The experts for each side also sparred over what beta to use in the calculation of Golden’s cost of equity capital. The Court observed that: “This battle of the experts is one that I am poorly positioned to resolve, and it appears unlikely that a finance professor would fare any better.” Even after asking the parties to submit supplemental literature on the topic, and after doing its own independent review, the Court admitted that it found “no literature that sheds reliable light on this question of whether to use a historical or the supposedly forward-thinking Barra beta, which is a so called predictive beta from a financial consultancy called MSCI Barra.
The Court also noted that the use of the Barra beta was inconsistent with the DCF valuation submitted by one of the experts in this case, to the Court in Doft & Co. v. Travelocity.com, Inc., 2004 WL 1152338 (Del. Ch. 2004).
Although the Court emphasized that it was not rejecting the Barra beta for use in later cases, the author of this opinion declined to adopt the Barra beta for purposes of the current appraisal. Moreover, the Court rejected the argument of the expert for petitioners to use the Barra beta, the Court was persuaded that the simple use of the historical beta is not the best method to use in calculating Golden’s cost of equity. The Court remarked that: “Although beta is a somewhat metaphysical concept, the literature does tend to suggest that, as a matter of theory anyway, companies that are more unstable in leverage, less established and financially and competitively secure, and in colloquial terms “riskier,” should have higher betas.” See footnote 151.
The Court found that a beta that gives a 2/3 weight to the Bloomberg historic raw beta of 1.32 and 1/3 weight to the 1.24 industry beta is the best approach to this DCF analysis.
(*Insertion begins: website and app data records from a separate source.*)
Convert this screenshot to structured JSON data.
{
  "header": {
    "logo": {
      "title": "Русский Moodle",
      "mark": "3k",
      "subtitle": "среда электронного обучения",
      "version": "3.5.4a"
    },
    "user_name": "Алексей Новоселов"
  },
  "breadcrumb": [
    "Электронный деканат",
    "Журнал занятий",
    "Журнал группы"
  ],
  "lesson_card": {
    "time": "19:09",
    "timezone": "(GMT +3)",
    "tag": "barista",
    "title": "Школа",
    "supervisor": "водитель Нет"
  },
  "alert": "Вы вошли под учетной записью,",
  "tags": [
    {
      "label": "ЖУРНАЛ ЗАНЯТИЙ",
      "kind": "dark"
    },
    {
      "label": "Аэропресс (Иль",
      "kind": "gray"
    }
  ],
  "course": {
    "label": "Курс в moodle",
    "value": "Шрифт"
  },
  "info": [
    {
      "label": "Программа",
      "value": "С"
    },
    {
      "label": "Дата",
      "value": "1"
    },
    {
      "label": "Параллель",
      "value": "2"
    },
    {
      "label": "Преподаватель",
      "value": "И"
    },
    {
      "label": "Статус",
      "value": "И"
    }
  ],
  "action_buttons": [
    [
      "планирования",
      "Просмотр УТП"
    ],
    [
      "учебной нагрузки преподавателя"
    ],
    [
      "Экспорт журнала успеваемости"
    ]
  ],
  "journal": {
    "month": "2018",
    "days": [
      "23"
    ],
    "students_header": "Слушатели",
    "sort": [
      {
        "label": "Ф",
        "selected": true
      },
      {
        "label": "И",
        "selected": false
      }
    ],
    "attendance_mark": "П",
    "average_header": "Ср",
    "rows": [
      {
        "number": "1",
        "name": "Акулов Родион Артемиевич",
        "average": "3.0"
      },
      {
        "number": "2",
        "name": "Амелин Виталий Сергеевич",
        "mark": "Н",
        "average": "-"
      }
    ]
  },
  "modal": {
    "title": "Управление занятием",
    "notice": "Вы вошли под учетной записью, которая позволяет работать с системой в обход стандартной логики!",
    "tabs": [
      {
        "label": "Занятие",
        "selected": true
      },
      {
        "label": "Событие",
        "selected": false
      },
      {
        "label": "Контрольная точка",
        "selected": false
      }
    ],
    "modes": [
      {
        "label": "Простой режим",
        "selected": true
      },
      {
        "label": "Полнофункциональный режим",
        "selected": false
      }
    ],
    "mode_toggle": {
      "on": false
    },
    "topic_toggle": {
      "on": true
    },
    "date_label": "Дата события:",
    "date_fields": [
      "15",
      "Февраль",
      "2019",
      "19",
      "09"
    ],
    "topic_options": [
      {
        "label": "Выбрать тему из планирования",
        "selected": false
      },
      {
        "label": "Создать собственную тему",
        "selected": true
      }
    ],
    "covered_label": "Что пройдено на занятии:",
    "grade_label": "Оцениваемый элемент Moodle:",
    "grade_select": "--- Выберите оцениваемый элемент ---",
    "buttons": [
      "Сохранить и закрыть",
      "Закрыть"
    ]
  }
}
The Court thus applied a beta of 1.29 to the DCF analysis for a cost of equity of 12.3%.
The Court concluded that it would adopt a terminal growth rate of 5%, a tax rate of 31.6%, an equity risk premium of 6%, and a beta of 1.29. After applying those inputs to the DCF model, the Court came up with a value of $125.49 per share, plus interest from the Valuation Date to the date of payment at the rate provided by statute, compounded quarterly.